#1

Can someone tell me what you would call this arm slot?


#2

3/4 in my opinion.


#3

3/4


#4

Thx guys. Sometimes I wonder if he’s getting too much on the side of the ball with this release.


#5

Nothing wrong with the arm slot, if it’s natural let him stick with it.


#6

A low arm slot and “getting around the side of the ball” are really two different things. It’s the supination of hand and forearm - regardless of arm slot - that are the concern.


#7

My son gets on the side of the ball and cuts his fastball most of the time. Works well but sacrifices velocity. I’ve assumed it’s his low arm slot. Needs to be able to get behind the ball better when he wants the faster 4seam. I’ve tried everything I can think of to help him but can’t figure out how to help him with it.


#8

I’d be very cautious about trying to get him to any “over the top” slot. Good chance he’ll change his posture and tilt his head & shoulders. Stay with the slot that’s natural for him.


#9

Not trying to have him get on top of ball but do want him to have his fingers more behind the center of the ball at release rather than a more cut fastball type release


#10

That sounds like the correct course of action. Hopefully some of the more knowledgeable on this site such a Roger & Coach Paul can give you some pointers.


#11

Roger has the answer right here, hand on the outside may lead to movement but it’s also the path to a sore arm. He should work on hand behind the ball, the simplest way I’ve found to practice that is by taking some electrical tape around the ball for 1 line, if he keeps his hand behind it the line will be there depending on slot \I/, if its not the line will wobble or not be there. Have him use that ball while he plays catch and he’ll self correct on his own.


#12

I’ve done that with the electrical tape. He can’t seem to be able to tell the diff. Some times he will throw a fastball that will be 5mph faster but he can never tell me what he did differently. I’m usually catching him. He has worked with a couple of different Former MLB pitchers who always talked about his cut fastball and getting more behind the ball when you need the increased velocity. It’s a great cutter just need the alternative. I think it’s the position of his wrist as he delivers. This has been a multi year challenge.

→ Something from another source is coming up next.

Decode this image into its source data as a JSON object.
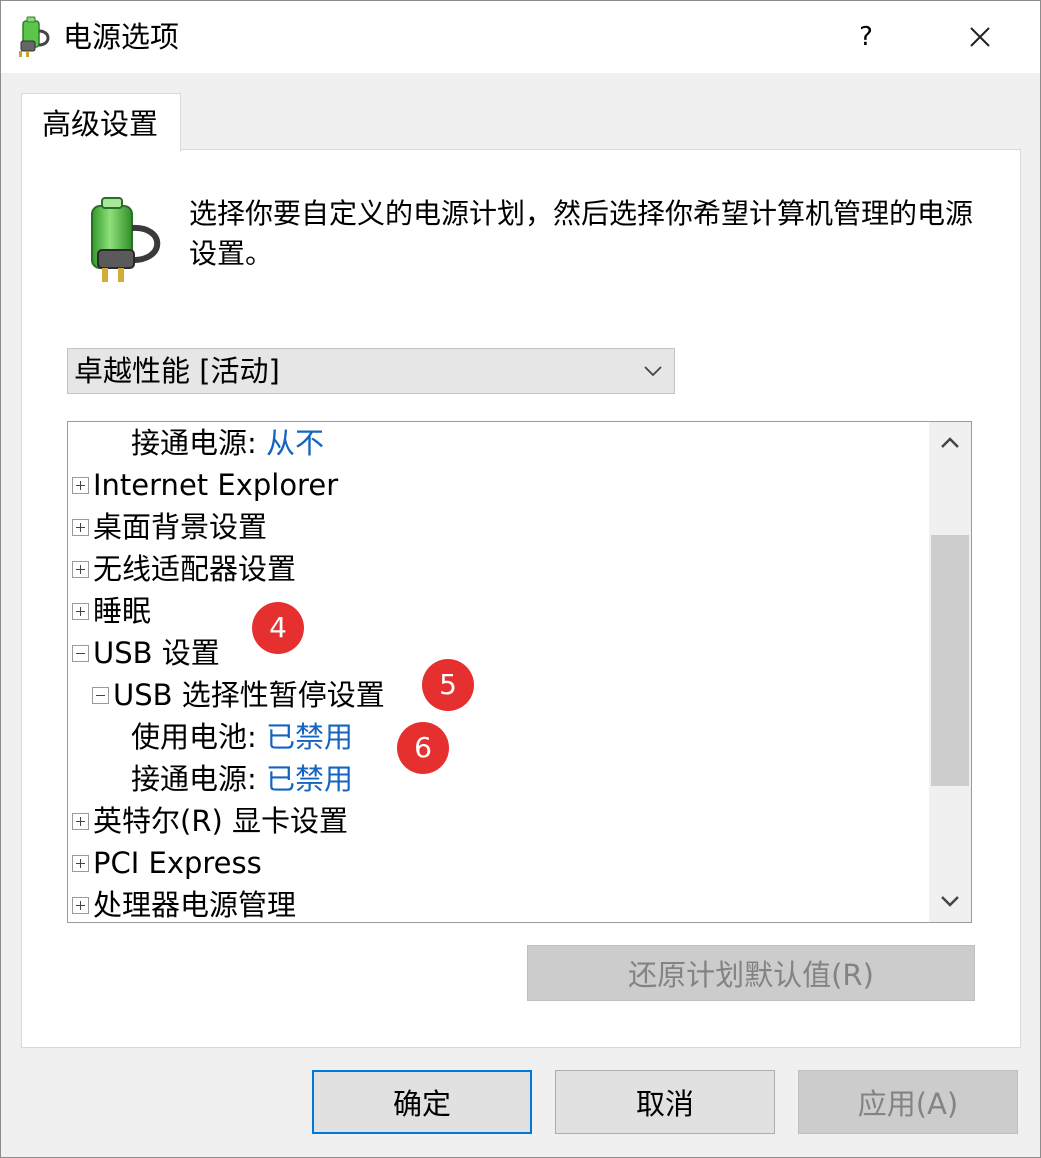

#13

I was going to suggest what JD suggested except drawing the stripe on the ball using a magic marker.

But maybe you need to back up to the beginning and check his grip. An off-center grip could lead to supination so make sure he grips the ball such that thumb and middle finger cut the ball in half. He should check himself by rotating his hand so he can see his fingertips and then mentally drawing a line from thumb to middle finger. That line should split the ball in half equally.

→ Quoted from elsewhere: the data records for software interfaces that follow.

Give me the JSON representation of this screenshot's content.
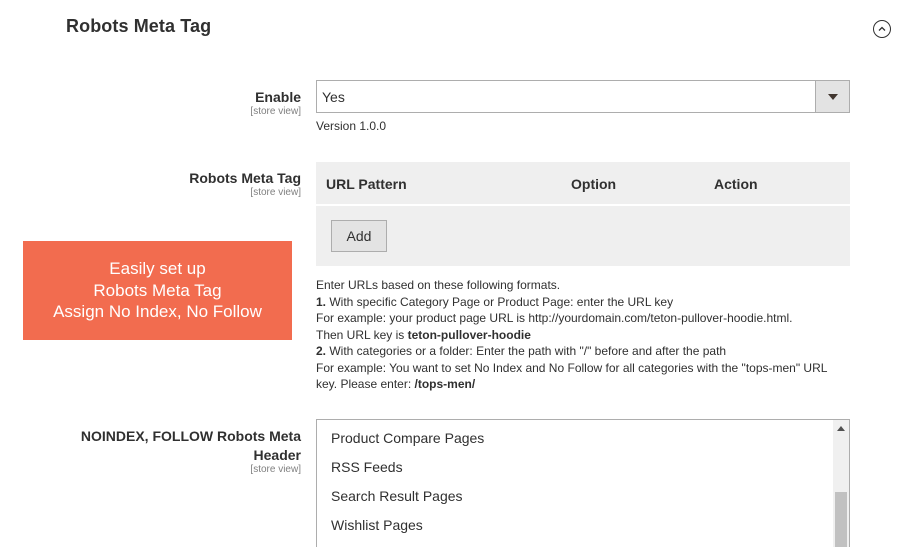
{
  "section": {
    "title": "Robots Meta Tag"
  },
  "enable": {
    "label": "Enable",
    "scope": "[store view]",
    "value": "Yes",
    "version": "Version 1.0.0"
  },
  "robots_meta_tag": {
    "label": "Robots Meta Tag",
    "scope": "[store view]",
    "columns": [
      "URL Pattern",
      "Option",
      "Action"
    ],
    "add_label": "Add",
    "note": {
      "line1": "Enter URLs based on these following formats.",
      "line2_num": "1.",
      "line2": " With specific Category Page or Product Page: enter the URL key",
      "line3": "For example: your product page URL is http://yourdomain.com/teton-pullover-hoodie.html.",
      "line4_pre": "Then URL key is ",
      "line4_bold": "teton-pullover-hoodie",
      "line5_num": "2.",
      "line5": " With categories or a folder: Enter the path with \"/\" before and after the path",
      "line6": "For example: You want to set No Index and No Follow for all categories with the \"tops-men\" URL",
      "line7_pre": "key. Please enter: ",
      "line7_bold": "/tops-men/"
    }
  },
  "banner": {
    "line1": "Easily set up",
    "line2": "Robots Meta Tag",
    "line3": "Assign No Index, No Follow"
  },
  "noindex_follow": {
    "label_line1": "NOINDEX, FOLLOW Robots Meta",
    "label_line2": "Header",
    "scope": "[store view]",
    "options": [
      "Product Compare Pages",
      "RSS Feeds",
      "Search Result Pages",
      "Wishlist Pages"
    ]
  },
  "colors": {
    "banner_bg": "#f26c4f",
    "grid_bg": "#efefef",
    "button_bg": "#e3e3e3",
    "border": "#adadad",
    "text": "#303030",
    "scope_text": "#808080"
  },
  "icons": {
    "collapse": "chevron-up-circle-icon",
    "select_arrow": "caret-down-icon",
    "scroll_up": "scroll-up-arrow-icon"
  }
}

#14

And it is not a cutter if you supinate to the outside of the ball, it is a misthrown pitch and leads to excessive stress on the elbow and shoulder. A cutter is what I call a “mature” pitch, meaning that it takes a certain amount of strength and manipulation and velocity in order to work (Which is why you usually see it developed along with a real change, late in high school or early college). It is usually overbalancing a fastball grip which gives it the break, a slider has a similar action but using extreme supination though it gets movement is a trip down the wrong path.
The methodology Roger and I refer to is breaking down the actual fundamentals of the throw, breaking it down to the basics means you can rebuild more rapidly to a fundamentally sound mechanic, if the stripe doesn’t work, break it down even more, he’s young enough, have his “warm-up” consist of very fundamental throwing routines and gradually build during the warm up. Repetition will be your and his friend, if you train in a fundamentally sound manner.


#15

May have been said, reading on my phone… think behind the ball not on top of it when it comes to low 3/4.


#16


#17

Thx guys. Appreciate the help